That said, having written for my first ever animal app, I had to share it:
Pet Poison Helpline, an animal poison control based out of Minneapolis, just released a handy iPhone app called "Pet Poison Help," which contains an extensive database of foods, drugs, chemicals, and plants commonly found in the home and yard that are poisonous to pets. This app provides information on over 250 poisons, each with a description, list of symptoms, and a full color photo. Just tap on the photo and it expands to full screen size for easy identification (especially important for all those plants, flowers, or venomous creatures!). Each toxin entry has a bright yellow banner across the top that indicates the potential severity of the toxin, from "mild to moderate" to "moderate to severe." This is obviously dose-dependent (as they say in the poison world, "It’s the dose that makes the poison!"), but helpful when you’re in a panic. When in the midst of a potential emergency, users can dial Pet Poison Helpline directly from the application on their phone.
The best thing about this app?

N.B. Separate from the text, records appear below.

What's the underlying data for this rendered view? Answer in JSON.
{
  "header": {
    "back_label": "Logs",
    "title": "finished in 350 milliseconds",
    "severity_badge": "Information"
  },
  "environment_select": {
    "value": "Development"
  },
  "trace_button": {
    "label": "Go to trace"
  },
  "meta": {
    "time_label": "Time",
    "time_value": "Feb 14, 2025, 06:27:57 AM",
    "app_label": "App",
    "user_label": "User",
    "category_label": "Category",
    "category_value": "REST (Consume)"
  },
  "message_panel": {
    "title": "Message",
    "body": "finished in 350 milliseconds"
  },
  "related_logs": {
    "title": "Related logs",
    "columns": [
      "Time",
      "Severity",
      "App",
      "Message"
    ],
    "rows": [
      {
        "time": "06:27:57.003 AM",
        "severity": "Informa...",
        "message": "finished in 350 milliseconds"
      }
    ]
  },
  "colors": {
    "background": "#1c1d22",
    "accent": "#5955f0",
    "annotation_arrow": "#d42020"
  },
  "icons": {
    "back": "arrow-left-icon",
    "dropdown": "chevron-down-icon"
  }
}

It’s helpful when you’re out in the woods or at the cabin without 3G access (yes, it can happen!). If your dog happens to ingest something potentially poisonous, you’ll still have access to the information 24/7. Like many apps, once downloaded it’s always available, with or without Internet access or cell phone service. It may be the best $0.99 you can spend for your four-legged friend!
For you non-iPhone types with smart phones, be sure to add Pet Poison Helpline’s mobile app to your home screen for pet safety tips and information at your fingertips.
A few other pet-friendly apps I like? PupTox, KitTox, and Iams VET 24/7. (Note: You can access these apps through the iTunes store.) That said, I’ll fully admit — I’m pretty cheap and don’t buy too many apps (so most of the apps I have are free!). So, help me out — what recommendations do you have for some great pet apps?
Dr. Justine Lee